WORK INSTRUCTIONS: Look through the entries for the string "this", and copy each line that holds it.

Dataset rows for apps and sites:
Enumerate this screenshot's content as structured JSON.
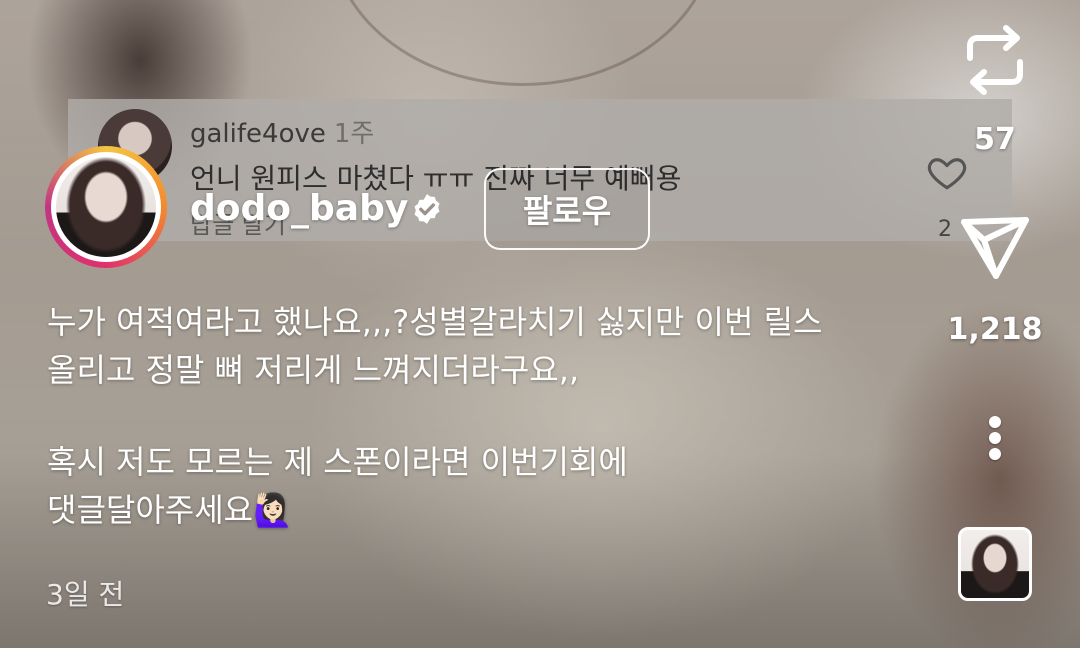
{
  "comment_overlay": {
    "username": "galife4ove",
    "time": "1주",
    "text": "언니 원피스 마쳤다 ㅠㅠ 진짜 너무 예뻐용",
    "reply_label": "답글 달기",
    "likes": "2"
  },
  "author": {
    "username": "dodo_baby",
    "verified": true,
    "follow_label": "팔로우"
  },
  "caption": {
    "lines": [
      "누가 여적여라고 했나요,,,?성별갈라치기 싫지만 이번 릴스",
      "올리고 정말 뼈 저리게 느껴지더라구요,,",
      "혹시 저도 모르는 제 스폰이라면 이번기회에",
      "댓글달아주세요🙋🏻‍♀️"
    ],
    "time_ago": "3일 전"
  },
  "actions": {
    "repost_icon": "repost-icon",
    "repost_count": "57",
    "share_icon": "send-icon",
    "share_count": "1,218",
    "more_icon": "more-vertical-icon"
  },
  "colors": {
    "ring_gradient": [
      "#f5c542",
      "#f28a2e",
      "#e1306c",
      "#c13584"
    ],
    "text": "#ffffff",
    "verified_badge": "#ffffff"
  }
}
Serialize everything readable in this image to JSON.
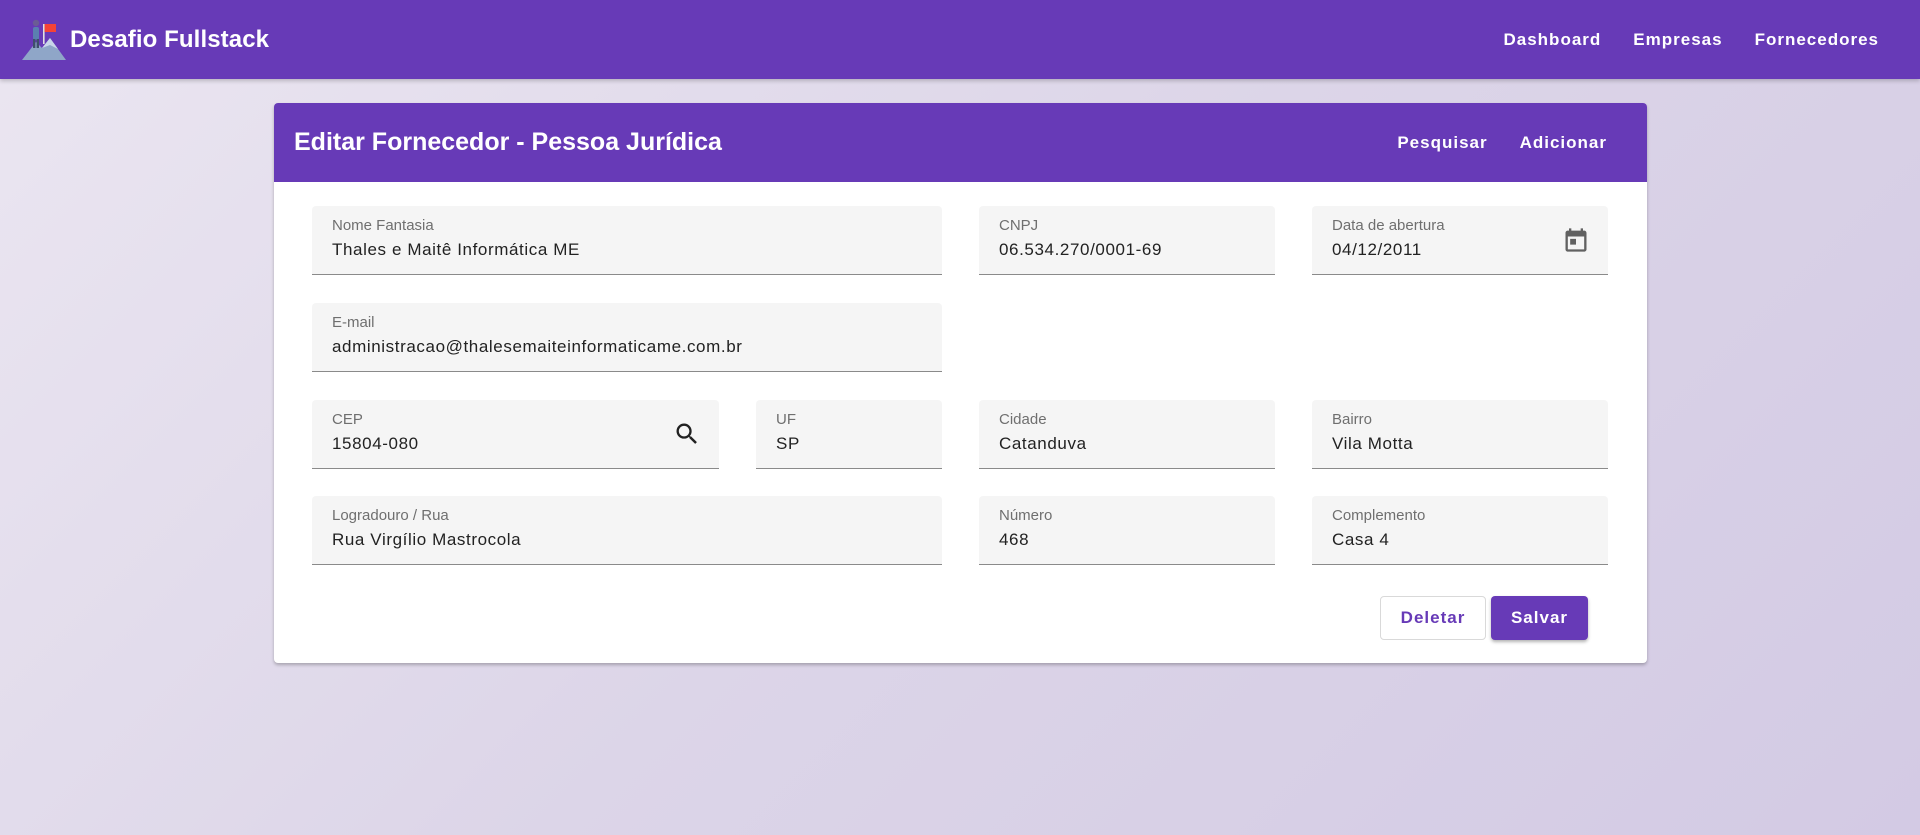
{
  "app": {
    "title": "Desafio Fullstack",
    "nav": [
      "Dashboard",
      "Empresas",
      "Fornecedores"
    ]
  },
  "card": {
    "title": "Editar Fornecedor - Pessoa Jurídica",
    "actions": [
      "Pesquisar",
      "Adicionar"
    ]
  },
  "form": {
    "nome_fantasia": {
      "label": "Nome Fantasia",
      "value": "Thales e Maitê Informática ME"
    },
    "cnpj": {
      "label": "CNPJ",
      "value": "06.534.270/0001-69"
    },
    "data_abertura": {
      "label": "Data de abertura",
      "value": "04/12/2011"
    },
    "email": {
      "label": "E-mail",
      "value": "administracao@thalesemaiteinformaticame.com.br"
    },
    "cep": {
      "label": "CEP",
      "value": "15804-080"
    },
    "uf": {
      "label": "UF",
      "value": "SP"
    },
    "cidade": {
      "label": "Cidade",
      "value": "Catanduva"
    },
    "bairro": {
      "label": "Bairro",
      "value": "Vila Motta"
    },
    "logradouro": {
      "label": "Logradouro / Rua",
      "value": "Rua Virgílio Mastrocola"
    },
    "numero": {
      "label": "Número",
      "value": "468"
    },
    "complemento": {
      "label": "Complemento",
      "value": "Casa 4"
    }
  },
  "buttons": {
    "delete": "Deletar",
    "save": "Salvar"
  },
  "icons": {
    "logo": "mountain-climber-flag-logo",
    "calendar": "calendar-icon",
    "search": "search-icon"
  },
  "colors": {
    "primary": "#673ab7",
    "field_bg": "#f5f5f5"
  }
}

SOLUTION:
Enumerate this screenshot's content as structured JSON.
Serialize everything readable in this image to JSON.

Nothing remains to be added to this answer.